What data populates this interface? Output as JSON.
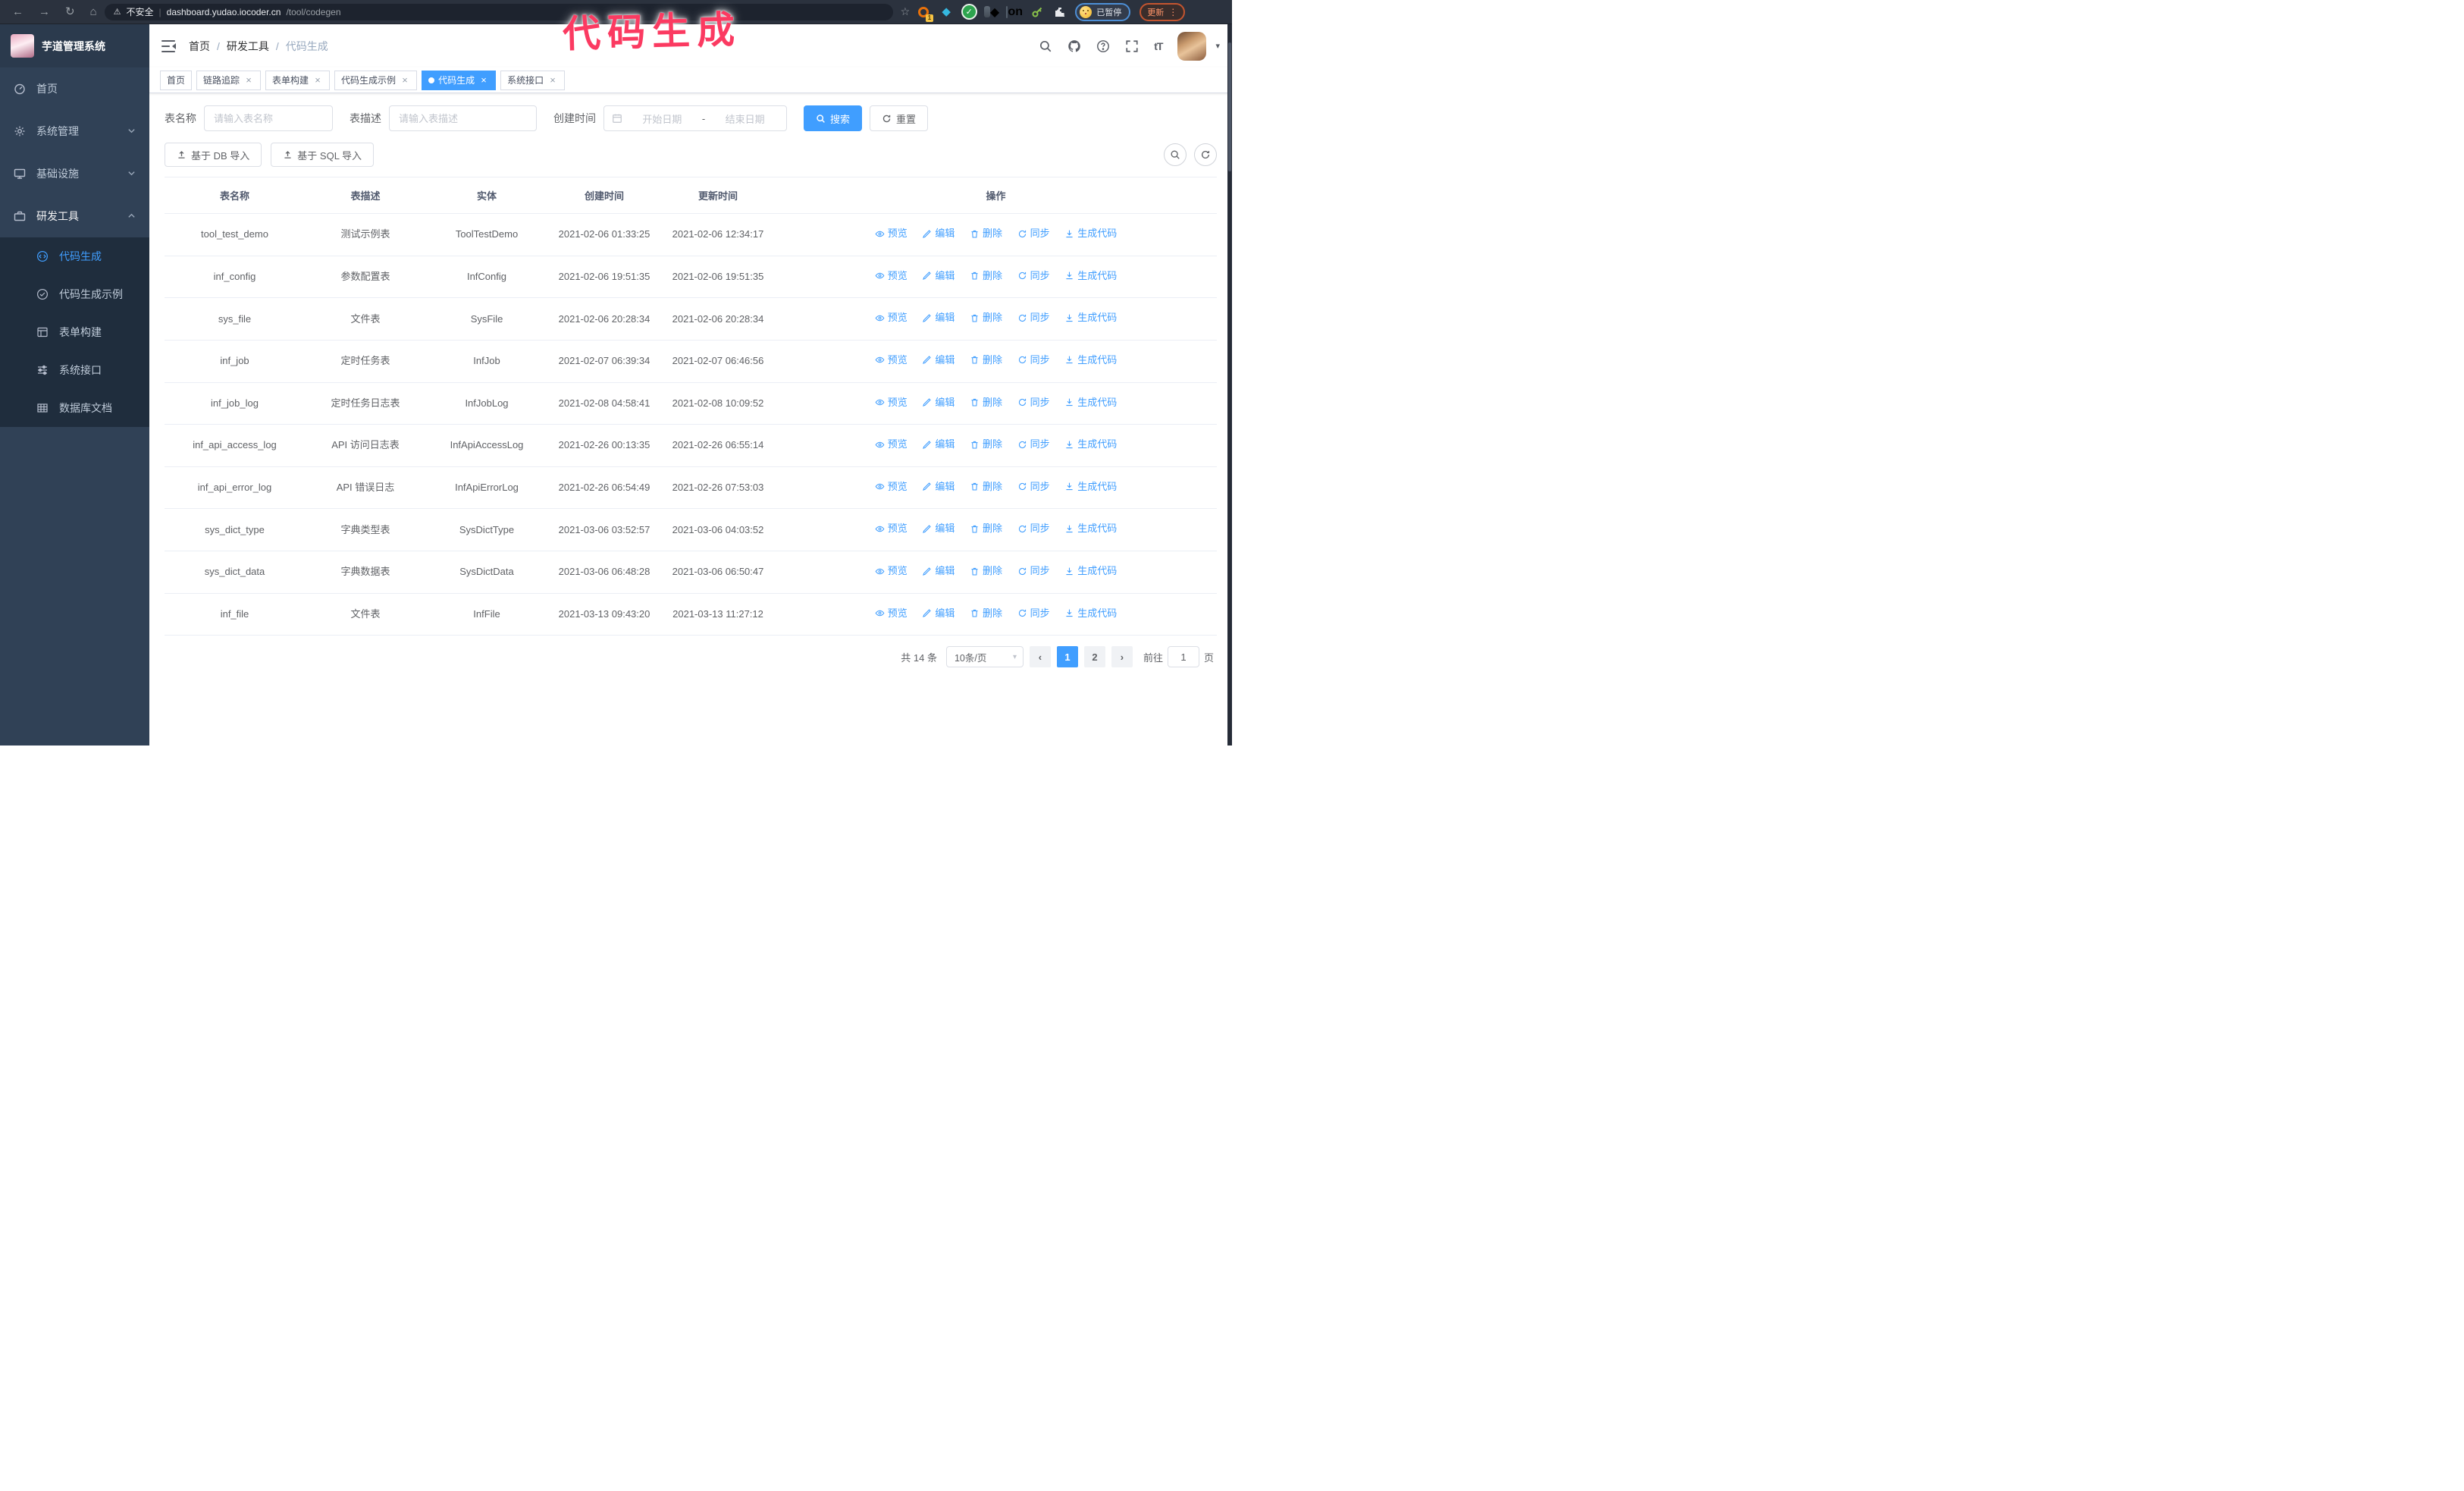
{
  "browser": {
    "url_security": "不安全",
    "url_host": "dashboard.yudao.iocoder.cn",
    "url_path": "/tool/codegen",
    "ext_count_badge": "1",
    "ext_on_badge": "on",
    "profile_chip": "已暂停",
    "update_button": "更新"
  },
  "annotation": {
    "text": "代码生成",
    "color": "#fb3a61"
  },
  "sidebar": {
    "title": "芋道管理系统",
    "items": [
      {
        "label": "首页"
      },
      {
        "label": "系统管理"
      },
      {
        "label": "基础设施"
      },
      {
        "label": "研发工具",
        "children": [
          {
            "label": "代码生成"
          },
          {
            "label": "代码生成示例"
          },
          {
            "label": "表单构建"
          },
          {
            "label": "系统接口"
          },
          {
            "label": "数据库文档"
          }
        ]
      }
    ]
  },
  "header": {
    "breadcrumb": [
      "首页",
      "研发工具",
      "代码生成"
    ]
  },
  "tabs": [
    {
      "label": "首页",
      "closable": false,
      "active": false
    },
    {
      "label": "链路追踪",
      "closable": true,
      "active": false
    },
    {
      "label": "表单构建",
      "closable": true,
      "active": false
    },
    {
      "label": "代码生成示例",
      "closable": true,
      "active": false
    },
    {
      "label": "代码生成",
      "closable": true,
      "active": true
    },
    {
      "label": "系统接口",
      "closable": true,
      "active": false
    }
  ],
  "filters": {
    "table_name_label": "表名称",
    "table_name_placeholder": "请输入表名称",
    "table_desc_label": "表描述",
    "table_desc_placeholder": "请输入表描述",
    "create_time_label": "创建时间",
    "date_start_placeholder": "开始日期",
    "date_separator": "-",
    "date_end_placeholder": "结束日期",
    "search_label": "搜索",
    "reset_label": "重置"
  },
  "toolbar": {
    "import_db_label": "基于 DB 导入",
    "import_sql_label": "基于 SQL 导入"
  },
  "table": {
    "columns": [
      "表名称",
      "表描述",
      "实体",
      "创建时间",
      "更新时间",
      "操作"
    ],
    "actions": [
      "预览",
      "编辑",
      "删除",
      "同步",
      "生成代码"
    ],
    "rows": [
      {
        "name": "tool_test_demo",
        "desc": "测试示例表",
        "entity": "ToolTestDemo",
        "created": "2021-02-06 01:33:25",
        "updated": "2021-02-06 12:34:17"
      },
      {
        "name": "inf_config",
        "desc": "参数配置表",
        "entity": "InfConfig",
        "created": "2021-02-06 19:51:35",
        "updated": "2021-02-06 19:51:35"
      },
      {
        "name": "sys_file",
        "desc": "文件表",
        "entity": "SysFile",
        "created": "2021-02-06 20:28:34",
        "updated": "2021-02-06 20:28:34"
      },
      {
        "name": "inf_job",
        "desc": "定时任务表",
        "entity": "InfJob",
        "created": "2021-02-07 06:39:34",
        "updated": "2021-02-07 06:46:56"
      },
      {
        "name": "inf_job_log",
        "desc": "定时任务日志表",
        "entity": "InfJobLog",
        "created": "2021-02-08 04:58:41",
        "updated": "2021-02-08 10:09:52"
      },
      {
        "name": "inf_api_access_log",
        "desc": "API 访问日志表",
        "entity": "InfApiAccessLog",
        "created": "2021-02-26 00:13:35",
        "updated": "2021-02-26 06:55:14"
      },
      {
        "name": "inf_api_error_log",
        "desc": "API 错误日志",
        "entity": "InfApiErrorLog",
        "created": "2021-02-26 06:54:49",
        "updated": "2021-02-26 07:53:03"
      },
      {
        "name": "sys_dict_type",
        "desc": "字典类型表",
        "entity": "SysDictType",
        "created": "2021-03-06 03:52:57",
        "updated": "2021-03-06 04:03:52"
      },
      {
        "name": "sys_dict_data",
        "desc": "字典数据表",
        "entity": "SysDictData",
        "created": "2021-03-06 06:48:28",
        "updated": "2021-03-06 06:50:47"
      },
      {
        "name": "inf_file",
        "desc": "文件表",
        "entity": "InfFile",
        "created": "2021-03-13 09:43:20",
        "updated": "2021-03-13 11:27:12"
      }
    ]
  },
  "pagination": {
    "total": "共 14 条",
    "page_size": "10条/页",
    "pages": [
      "1",
      "2"
    ],
    "active_page": "1",
    "goto_label": "前往",
    "goto_value": "1",
    "page_suffix": "页"
  },
  "colors": {
    "accent": "#409EFF",
    "annotation": "#fb3a61",
    "sidebar_bg": "#304156",
    "submenu_bg": "#1f2d3d",
    "chrome_bg": "#2b323e"
  }
}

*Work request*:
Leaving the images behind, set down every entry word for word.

*Response to the exercise*:
What data populates this interface? Output as JSON.
{
  "browser": {
    "url_security": "不安全",
    "url_host": "dashboard.yudao.iocoder.cn",
    "url_path": "/tool/codegen",
    "ext_count_badge": "1",
    "ext_on_badge": "on",
    "profile_chip": "已暂停",
    "update_button": "更新"
  },
  "annotation": {
    "text": "代码生成",
    "color": "#fb3a61"
  },
  "sidebar": {
    "title": "芋道管理系统",
    "items": [
      {
        "label": "首页"
      },
      {
        "label": "系统管理"
      },
      {
        "label": "基础设施"
      },
      {
        "label": "研发工具",
        "children": [
          {
            "label": "代码生成"
          },
          {
            "label": "代码生成示例"
          },
          {
            "label": "表单构建"
          },
          {
            "label": "系统接口"
          },
          {
            "label": "数据库文档"
          }
        ]
      }
    ]
  },
  "header": {
    "breadcrumb": [
      "首页",
      "研发工具",
      "代码生成"
    ]
  },
  "tabs": [
    {
      "label": "首页",
      "closable": false,
      "active": false
    },
    {
      "label": "链路追踪",
      "closable": true,
      "active": false
    },
    {
      "label": "表单构建",
      "closable": true,
      "active": false
    },
    {
      "label": "代码生成示例",
      "closable": true,
      "active": false
    },
    {
      "label": "代码生成",
      "closable": true,
      "active": true
    },
    {
      "label": "系统接口",
      "closable": true,
      "active": false
    }
  ],
  "filters": {
    "table_name_label": "表名称",
    "table_name_placeholder": "请输入表名称",
    "table_desc_label": "表描述",
    "table_desc_placeholder": "请输入表描述",
    "create_time_label": "创建时间",
    "date_start_placeholder": "开始日期",
    "date_separator": "-",
    "date_end_placeholder": "结束日期",
    "search_label": "搜索",
    "reset_label": "重置"
  },
  "toolbar": {
    "import_db_label": "基于 DB 导入",
    "import_sql_label": "基于 SQL 导入"
  },
  "table": {
    "columns": [
      "表名称",
      "表描述",
      "实体",
      "创建时间",
      "更新时间",
      "操作"
    ],
    "actions": [
      "预览",
      "编辑",
      "删除",
      "同步",
      "生成代码"
    ],
    "rows": [
      {
        "name": "tool_test_demo",
        "desc": "测试示例表",
        "entity": "ToolTestDemo",
        "created": "2021-02-06 01:33:25",
        "updated": "2021-02-06 12:34:17"
      },
      {
        "name": "inf_config",
        "desc": "参数配置表",
        "entity": "InfConfig",
        "created": "2021-02-06 19:51:35",
        "updated": "2021-02-06 19:51:35"
      },
      {
        "name": "sys_file",
        "desc": "文件表",
        "entity": "SysFile",
        "created": "2021-02-06 20:28:34",
        "updated": "2021-02-06 20:28:34"
      },
      {
        "name": "inf_job",
        "desc": "定时任务表",
        "entity": "InfJob",
        "created": "2021-02-07 06:39:34",
        "updated": "2021-02-07 06:46:56"
      },
      {
        "name": "inf_job_log",
        "desc": "定时任务日志表",
        "entity": "InfJobLog",
        "created": "2021-02-08 04:58:41",
        "updated": "2021-02-08 10:09:52"
      },
      {
        "name": "inf_api_access_log",
        "desc": "API 访问日志表",
        "entity": "InfApiAccessLog",
        "created": "2021-02-26 00:13:35",
        "updated": "2021-02-26 06:55:14"
      },
      {
        "name": "inf_api_error_log",
        "desc": "API 错误日志",
        "entity": "InfApiErrorLog",
        "created": "2021-02-26 06:54:49",
        "updated": "2021-02-26 07:53:03"
      },
      {
        "name": "sys_dict_type",
        "desc": "字典类型表",
        "entity": "SysDictType",
        "created": "2021-03-06 03:52:57",
        "updated": "2021-03-06 04:03:52"
      },
      {
        "name": "sys_dict_data",
        "desc": "字典数据表",
        "entity": "SysDictData",
        "created": "2021-03-06 06:48:28",
        "updated": "2021-03-06 06:50:47"
      },
      {
        "name": "inf_file",
        "desc": "文件表",
        "entity": "InfFile",
        "created": "2021-03-13 09:43:20",
        "updated": "2021-03-13 11:27:12"
      }
    ]
  },
  "pagination": {
    "total": "共 14 条",
    "page_size": "10条/页",
    "pages": [
      "1",
      "2"
    ],
    "active_page": "1",
    "goto_label": "前往",
    "goto_value": "1",
    "page_suffix": "页"
  },
  "colors": {
    "accent": "#409EFF",
    "annotation": "#fb3a61",
    "sidebar_bg": "#304156",
    "submenu_bg": "#1f2d3d",
    "chrome_bg": "#2b323e"
  }
}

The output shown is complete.